The petitions also portray confusion about the state’s complicated licensing process. The law required health officials to grant a license to “one applicant that is a recognized class member” in the “Pigford” or “Black Farmer Litigation” cases. Eligible applicants also had to show that they had done business in Florida for at least five years.

A petition filed on behalf of Innovative Fix, LLC, and Homer Gary illustrates the muddle over eligibility.

Gary, a Marion County resident, is a Pigford claimant who in January purchased a majority ownership interest in Innovative Fix, which has been registered in the state for 20 years, according to the petition.

But the department determined that Innovative Fix was not a qualified applicant for a license to operate a medical marijuana treatment center, the state’s name for a business that grows, processes and sells cannabis.

“The department has conceived a completely unrealistic applicant provision and the department’s implementation of that provision is equally ludicrous. It is absurd to think that any MMTC can operate as a sole proprietorship. Not one of the 22 existing MMTCs operate as a sole proprietorship,” attorney Jeffrey Feiler wrote in the petition filed Oct. 10.

Gary and other applicants, argued Feiler, “needed to harness the participation of third parties to fund the millions of dollars necessary” to compete for the license and to build out the project, if they were approved.

“Would it have been acceptable for Homer Gary to apply as a sole proprietor, win the license and then merge that license into Innovative Fix? So then why not permit Homer Gary to do so in reverse?” he asked.

Henry Crusaw, a 91-year old Suwannee County farmer, submitted documentation from the Columbia County tax collector’s office and the Suwannee County property appraiser’s office confirming his engagement in business in Florida for the past five years.

But the Department of Health said Crusaw failed to demonstrate he was registered to do business for the five years before submitting his application, a finding Crusaw’s lawyer, Jennifer Tschetter, called “erroneous.”

The Department of Health did not provide copies of the petitions when The News Service of Florida requested them Tuesday.
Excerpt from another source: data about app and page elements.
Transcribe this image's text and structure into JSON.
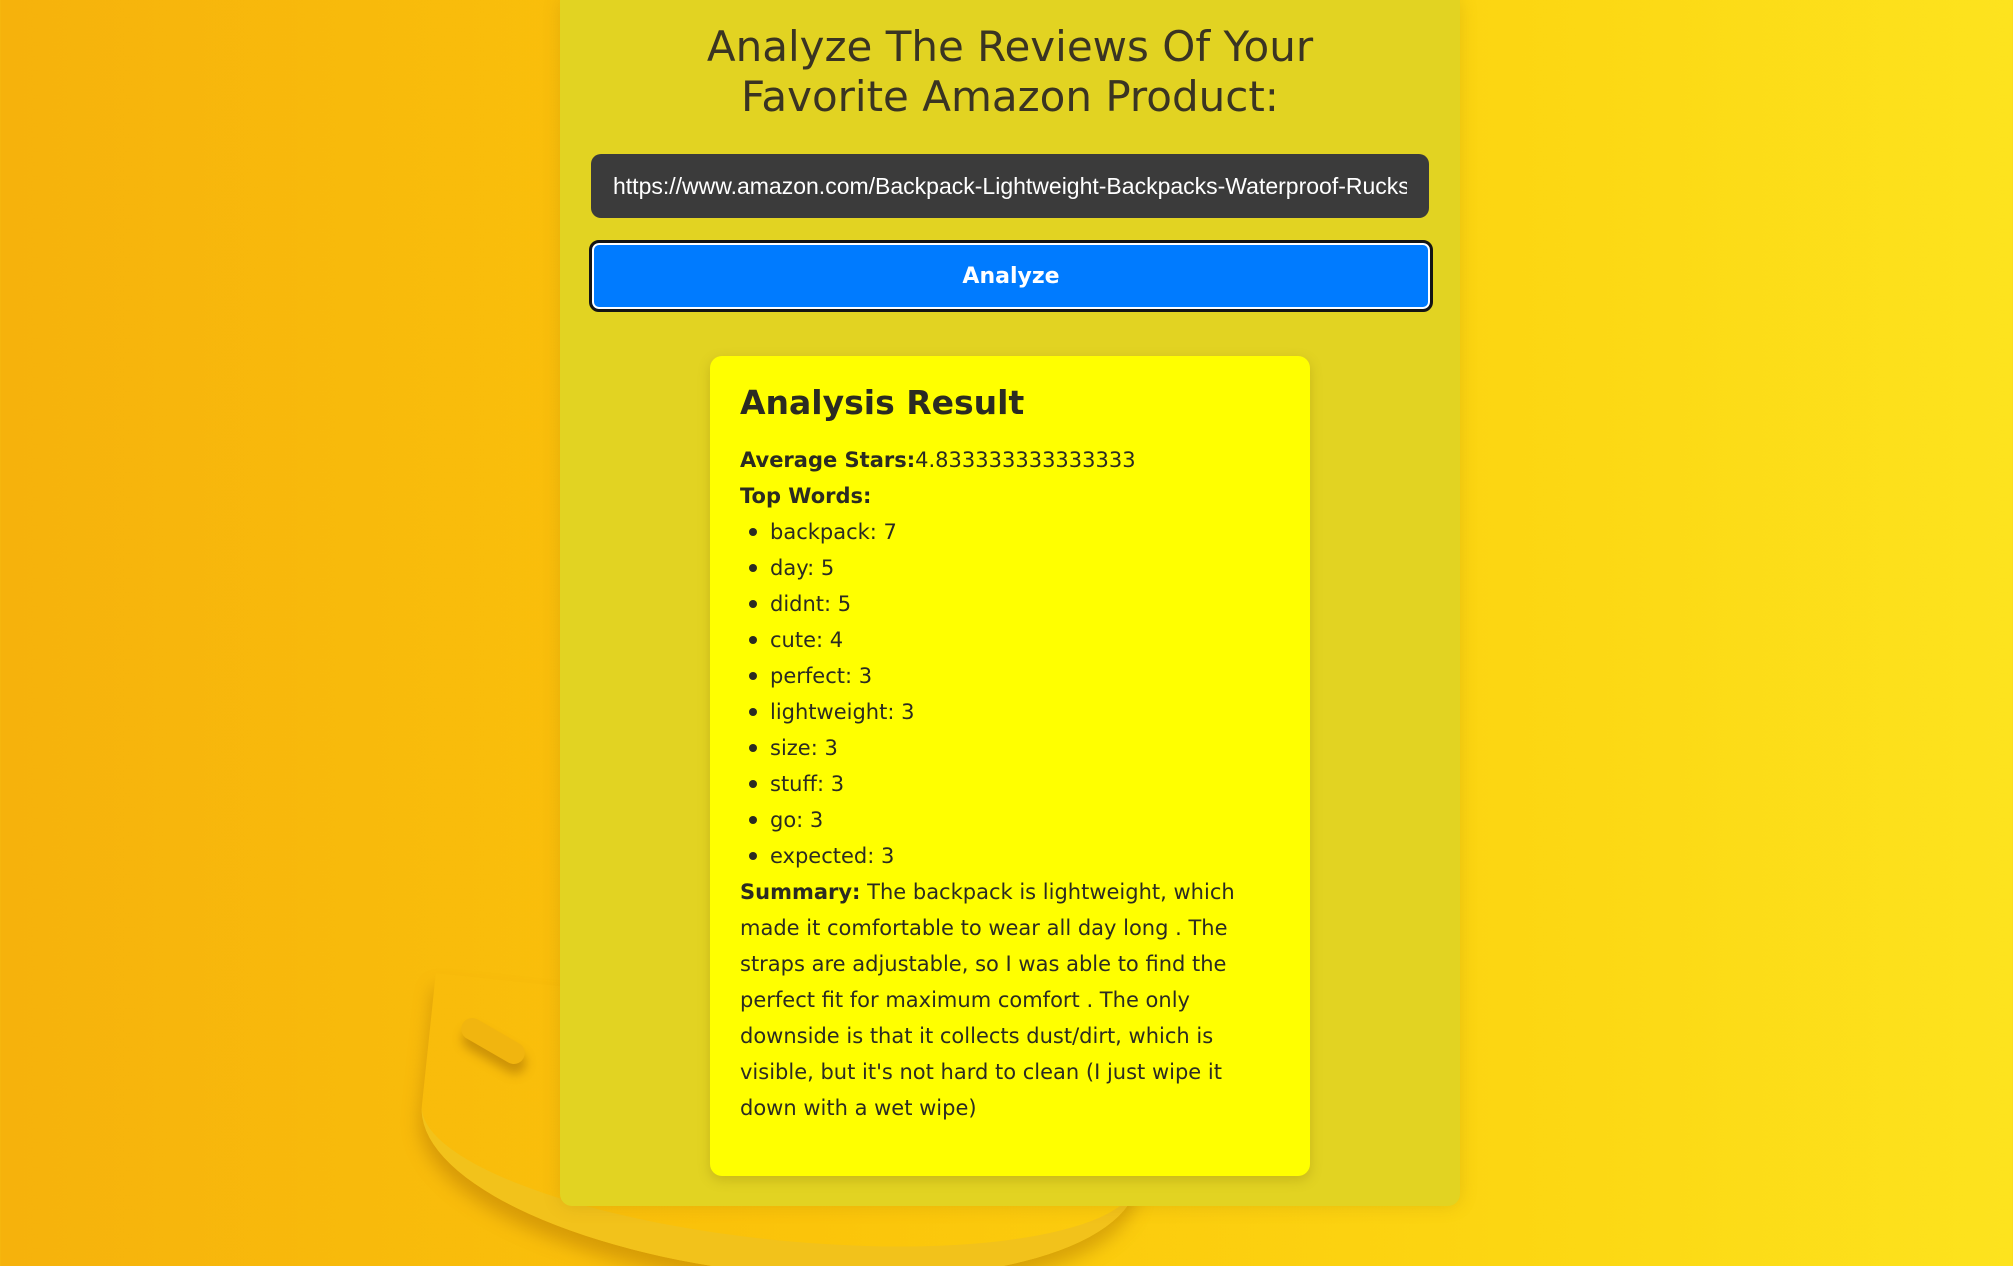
{
  "page": {
    "title": "Analyze The Reviews Of Your Favorite Amazon Product:"
  },
  "form": {
    "url_value": "https://www.amazon.com/Backpack-Lightweight-Backpacks-Waterproof-Rucksack",
    "analyze_label": "Analyze"
  },
  "result": {
    "heading": "Analysis Result",
    "average_stars_label": "Average Stars:",
    "average_stars_value": "4.833333333333333",
    "top_words_label": "Top Words:",
    "top_words": [
      "backpack: 7",
      "day: 5",
      "didnt: 5",
      "cute: 4",
      "perfect: 3",
      "lightweight: 3",
      "size: 3",
      "stuff: 3",
      "go: 3",
      "expected: 3"
    ],
    "summary_label": "Summary:",
    "summary_text": " The backpack is lightweight, which made it comfortable to wear all day long . The straps are adjustable, so I was able to find the perfect fit for maximum comfort . The only downside is that it collects dust/dirt, which is visible, but it's not hard to clean (I just wipe it down with a wet wipe)"
  },
  "colors": {
    "panel": "#e2d322",
    "card": "#ffff00",
    "button": "#007bff",
    "input": "#3b3b3b"
  }
}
The News Service obtained the petitions from lawyers representing applicants.

The 2017 law that requires a Black farmer license provides an overall framework for the cannabis industry. The Legislature passed the law after voters in 2016 approved a constitutional amendment broadly legalizing medical marijuana.

Gov. Ron DeSantis’ administration began accepting applications for the Black farmer license in March.

Jim McKee, an attorney who represents Gwinn, said Tuesday his client “intends to vigorously defend” the health department’s intended award of a license and looks forward to receiving the license after the challenges are resolved.

“Mr. Gwinn is proud of the application he submitted, which required investment of an extensive amount of time and expertise,” McKee told the News Service. “While many of the applications submitted appear not to have met even minimum requirements, Mr. Gwinn and his team worked diligently to ensure his application did comply with all applicable requirements.”